Willie Watson – Tickets – Doug Fir Lounge – Portland, OR – September 17th, 2017

Willie Watson

Folk singer with an old soul

Willie Watson

Bedouine

September, 17th, 2017

Doors: 8:00 pm / Show: 9:00 pm

$20.00 - $23.00

This event is 21 and over

Willie Watson
Willie Watson
Acony Records proudly presents Folksinger Vol. 2, the highly anticipated second solo album from folk artist Willie Watson. Produced by David Rawlings and recorded on analog tape at Woodland Sound Studios in Nashville, Tennessee, the album features eleven songs unearthed from the canon of American folk music and brought to light by Willie’s remarkable voice and wise beyond his years performances. Special guest appearances by the Fairfield Four, Gillian Welch, Morgan Jahnig and Paul Kowert round out the arrangements on this stunning sophomore collection.
Bedouine
Bedouine
Like her name implies, Bedouine's music has a nomadic heart. Sweeping, hypnotic. Esoteric yet familiar. It is untethered to place because its home is everywhere.

Bedouine's sound is for the modern cyber gypsy, dipping a curious toe in the swaying Mediterranean before caravaning for weeks across the deserts of the Middle East, and finally catching a redeye back to L.A. for a pre-dawn Southern California stroll.

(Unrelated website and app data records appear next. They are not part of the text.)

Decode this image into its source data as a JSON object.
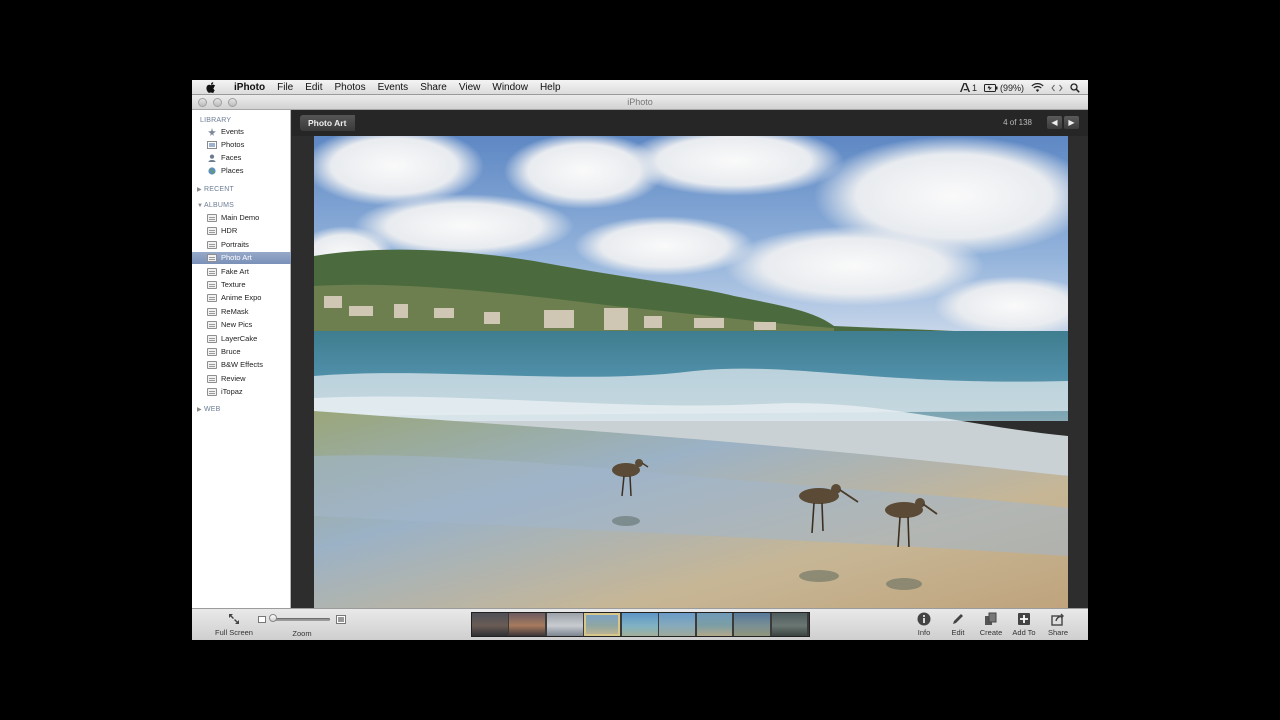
{
  "menubar": {
    "apple_icon": "apple-icon",
    "app_name": "iPhoto",
    "menus": [
      "File",
      "Edit",
      "Photos",
      "Events",
      "Share",
      "View",
      "Window",
      "Help"
    ],
    "status": {
      "adobe_count": "1",
      "battery": "(99%)",
      "wifi_icon": "wifi-icon",
      "code_icon": "code-icon",
      "search_icon": "search-icon"
    }
  },
  "window": {
    "title": "iPhoto"
  },
  "sidebar": {
    "library_header": "LIBRARY",
    "library_items": [
      {
        "label": "Events",
        "icon": "events-icon"
      },
      {
        "label": "Photos",
        "icon": "photos-icon"
      },
      {
        "label": "Faces",
        "icon": "faces-icon"
      },
      {
        "label": "Places",
        "icon": "places-icon"
      }
    ],
    "recent_header": "RECENT",
    "albums_header": "ALBUMS",
    "albums": [
      "Main Demo",
      "HDR",
      "Portraits",
      "Photo Art",
      "Fake Art",
      "Texture",
      "Anime Expo",
      "ReMask",
      "New Pics",
      "LayerCake",
      "Bruce",
      "B&W Effects",
      "Review",
      "iTopaz"
    ],
    "selected_album": "Photo Art",
    "web_header": "WEB"
  },
  "viewer": {
    "album_title": "Photo Art",
    "counter": "4 of 138",
    "prev_icon": "arrow-left-icon",
    "next_icon": "arrow-right-icon",
    "photo_subject": "beach-shorebirds-photo"
  },
  "toolbar": {
    "fullscreen_label": "Full Screen",
    "zoom_label": "Zoom",
    "zoom_level": 0.05,
    "filmstrip_count": 9,
    "filmstrip_current_index": 3,
    "info_label": "Info",
    "edit_label": "Edit",
    "create_label": "Create",
    "addto_label": "Add To",
    "share_label": "Share"
  },
  "colors": {
    "selection": "#7a90b8",
    "sidebar_header": "#6c7d95",
    "viewer_bg": "#2d2d2d",
    "current_thumb_outline": "#d7c78a"
  }
}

"It's in my roots," Bedouine says over a tenuous Skype connection from Saudi Arabia. "I love exploring different places and sounds. My childhood was this amalgamation of different cultures, so I've never really belonged to a particular place. But being nomadic can be a beautiful thing if you're accepting of it -- not knowing exactly what you're doing or where you're going, but with conviction. Being experimental, even with your intentions."

An outsider and an introvert, Bedouine prefers anonymity but loves making music enough to share hers with anyone willing to listen -- even if it means confronting her fears. An aversion to the spotlight led her away from the stage for several years, where she worked from the shadows, composing music for independent films and art installations until something unexpected happened -- she wound up in Los Angeles and experienced the opposite of the cliché.

"The joy I get from making music has nothing to do with any kind of recognition," Bedouine says, "so when I moved to L.A., I had no intention of pursuing music as a career. But then I started meeting so many inspiring people -- talented musicians who were living these double lives, going out on the road with successful bands and playing stadiums, and then coming home to this amazing scene and playing all these great little clubs and bars. It made the idea of starting over with my music less intimidating, and it made me more comfortable with the idea of performing. L.A. actually made me less jaded."

She soon fell in with the tight-knit community of performers in her Echo Park neighborhood, spending nights trading songs and listening to records with some of L.A.'s best underground artists. "One of my favorite ways to hang out with people," Bedouine says, "is to take turns listening to each other's music, bouncing ideas back and forth."

It was on just such a night that she met collaborator Jake Blanton (The Killers, Father John Misty, Jenny O.), with whom she would record the songs for her new self-titled EP.

The two co-wrote "The City," and put together a short yet memorable set of songs propelled by insistent, mesmerizing beats, and anchored by chiming guitar, daydreamy piano and above all, Bedouine's unforgettable voice. Impressionistic, her languid vocals swirl into the ether, another color in the palette, another instrument in the band. Her words roll soft off the tongue, careful brushstrokes, oil paint swept across a canvas. The music is beautiful and striking, always revelling quietly in its search for some enigmatic unknown just out of reach. There is no ego here, no filter between Bedouine's heart and her songs.